The physicians not only recruited Dr. Armsworthy, they also mentored her as she transitioned into the new role. That support continues today. “I’m learning from my colleagues here,” said Dr. Armsworthy. “When you are starting out in practice, even though you’ve had residencies, there are still a lot of nuances to learn. Getting that experience is difficult when you are out on your own.”
Beyond her practice work, Dr. Armsworthy cares for patients at a local nursing home, and provides inpatient and palliative care at the local hospital.
What she loves about family practice is being able to treat the whole patient. “It’s really fulfilling to be able to manage all aspects of a patient’s care,” said Dr. Armsworthy. “A patient with heart disease isn’t just heart disease – they’re a patient with a spouse or a partner or a child who is struggling.”
“Perhaps they need help with finances, they may have diabetes or lung disease, they have all sorts of different issues. To really help them be well, you need to address all of those issues.”
Patient Jill Sutherland lives with several chronic conditions, including heart disease, COPD and arthritis. “Dr. Armsworthy monitors all of that for me,” says Ms. Sutherland, who lives in Portapique and drives one hour for her appointments. “It means a lot to me. When I need her, I’ve got her.”
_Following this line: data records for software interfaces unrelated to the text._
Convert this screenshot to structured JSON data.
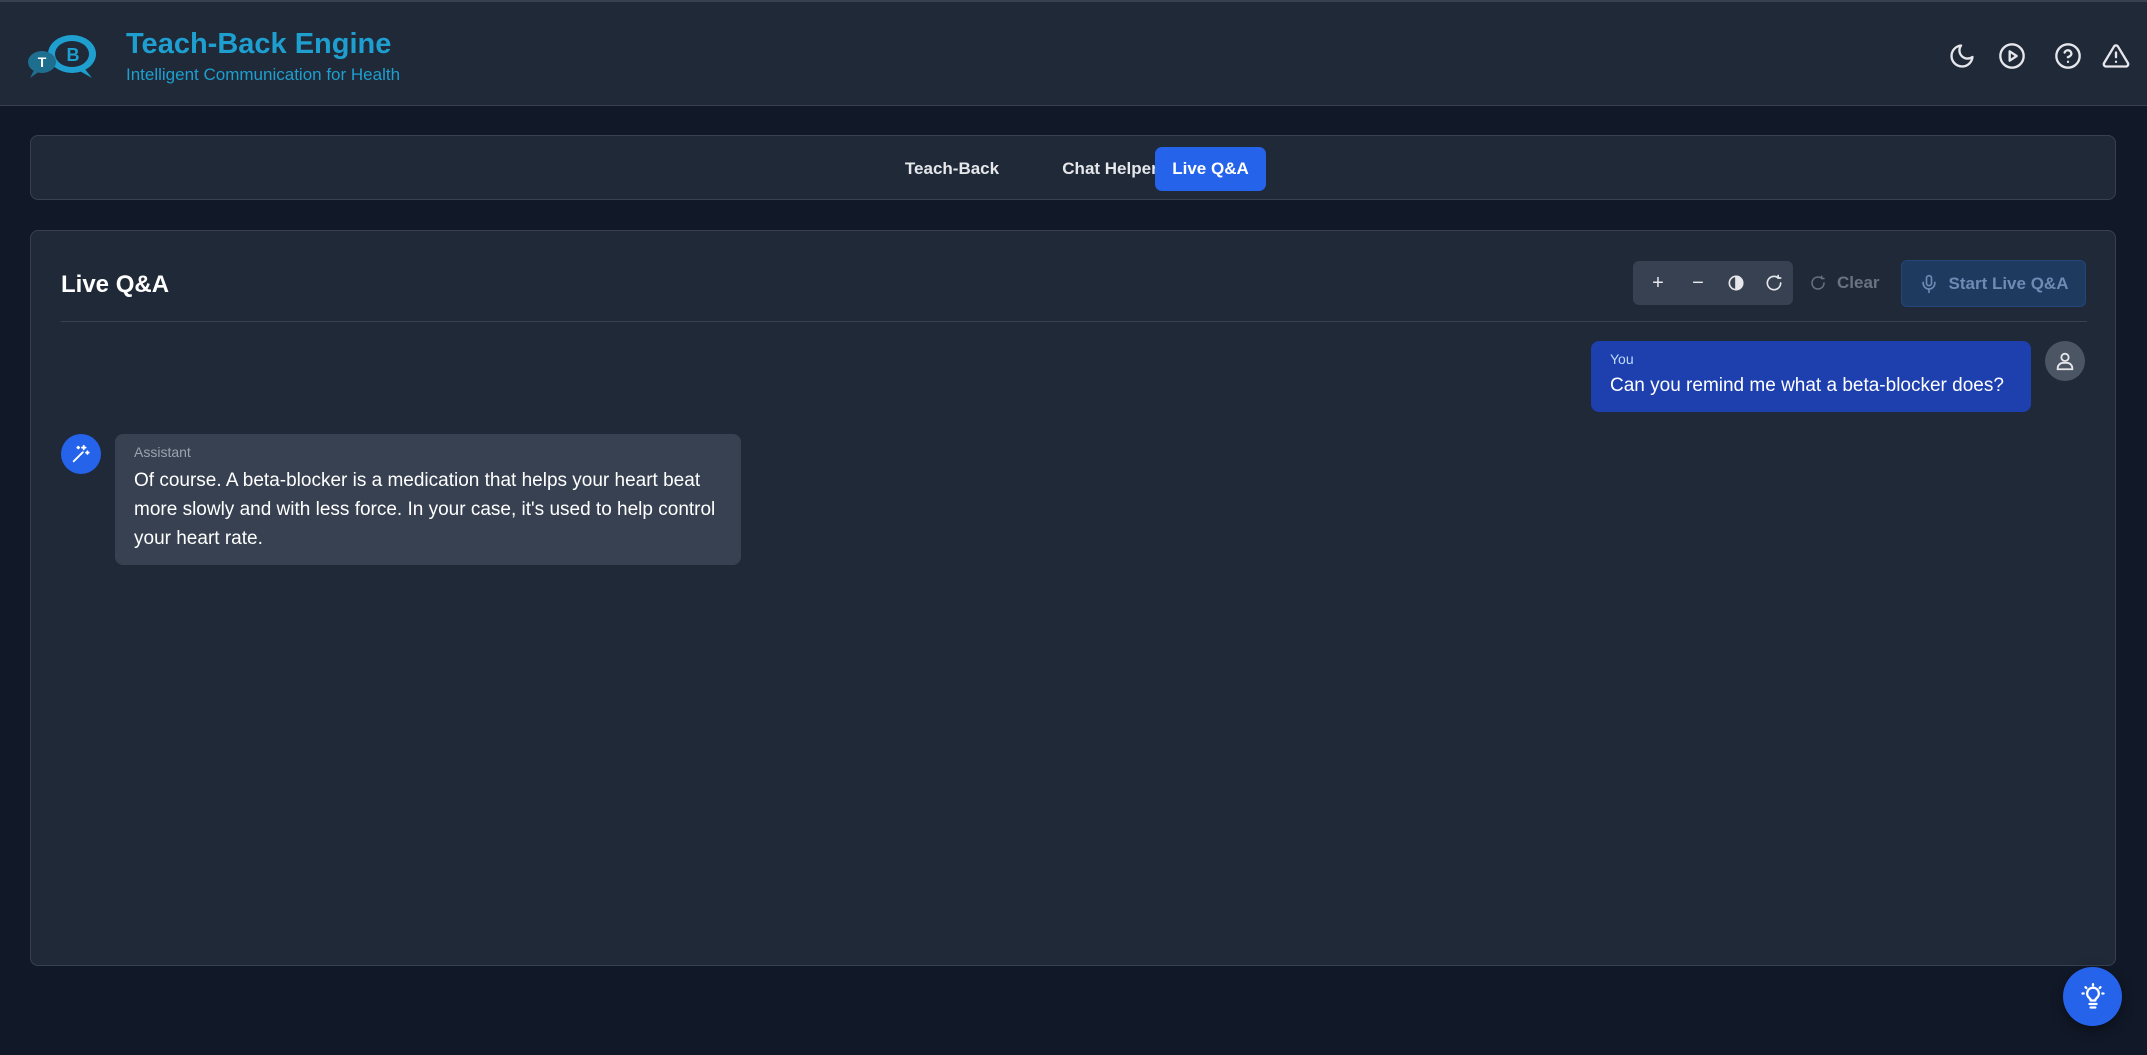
{
  "header": {
    "logo_letters": [
      "T",
      "B"
    ],
    "title": "Teach-Back Engine",
    "subtitle": "Intelligent Communication for Health",
    "icons": [
      "moon-icon",
      "play-circle-icon",
      "help-circle-icon",
      "warning-triangle-icon"
    ]
  },
  "tabs": [
    {
      "label": "Teach-Back",
      "active": false
    },
    {
      "label": "Chat Helper",
      "active": false
    },
    {
      "label": "Live Q&A",
      "active": true
    }
  ],
  "panel": {
    "title": "Live Q&A",
    "accessibility_controls": {
      "increase": "+",
      "decrease": "−",
      "icons": [
        "plus-icon",
        "minus-icon",
        "contrast-icon",
        "reset-icon"
      ]
    },
    "clear_label": "Clear",
    "start_label": "Start Live Q&A"
  },
  "messages": [
    {
      "role": "user",
      "label": "You",
      "text": "Can you remind me what a beta-blocker does?"
    },
    {
      "role": "assistant",
      "label": "Assistant",
      "text": "Of course. A beta-blocker is a medication that helps your heart beat more slowly and with less force. In your case, it's used to help control your heart rate."
    }
  ],
  "fab": {
    "icon": "lightbulb-icon"
  },
  "colors": {
    "background": "#111827",
    "surface": "#1f2937",
    "accent": "#2563eb",
    "brand": "#1e9fd0",
    "user_bubble": "#1e40af",
    "assistant_bubble": "#374151"
  }
}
Ms. Sutherland had been a patient of Dr. Armsworthy’s predecessor, Dr. Roya Murray, for 28 years. “When Roya told me she was leaving, I cried,” Ms. Sutherland recalls. “But Roya had a picture of Dr. Armsworthy to show me and that helped a lot. Roya worked hard to bring her in. Once I got to meet Dr. Armsworthy, I just loved her. She’s young and very hands-on. And she knows my history, so when I start complaining about something, she knows what’s what.”
The connectedness between the physicians and other allied health professionals in the community gives Dr. Armsworthy’s patients good access to care. “We all know each other and support each other,” she said. “It’s easy to get your patients what they need, when they need it.”
Dr. Ellis says fostering connections with medical students, residents and new-to-practice physicians like Dr. Armsworthy is key to recruiting physicians in rural areas. “It’s about having those personal relationships – that’s how we’re going to attract people to our communities.”
For Dr. Armsworthy, practising in her hometown is a way to give back to her community. “I always knew I wanted to come home. I’ve never pictured working or living anywhere else.”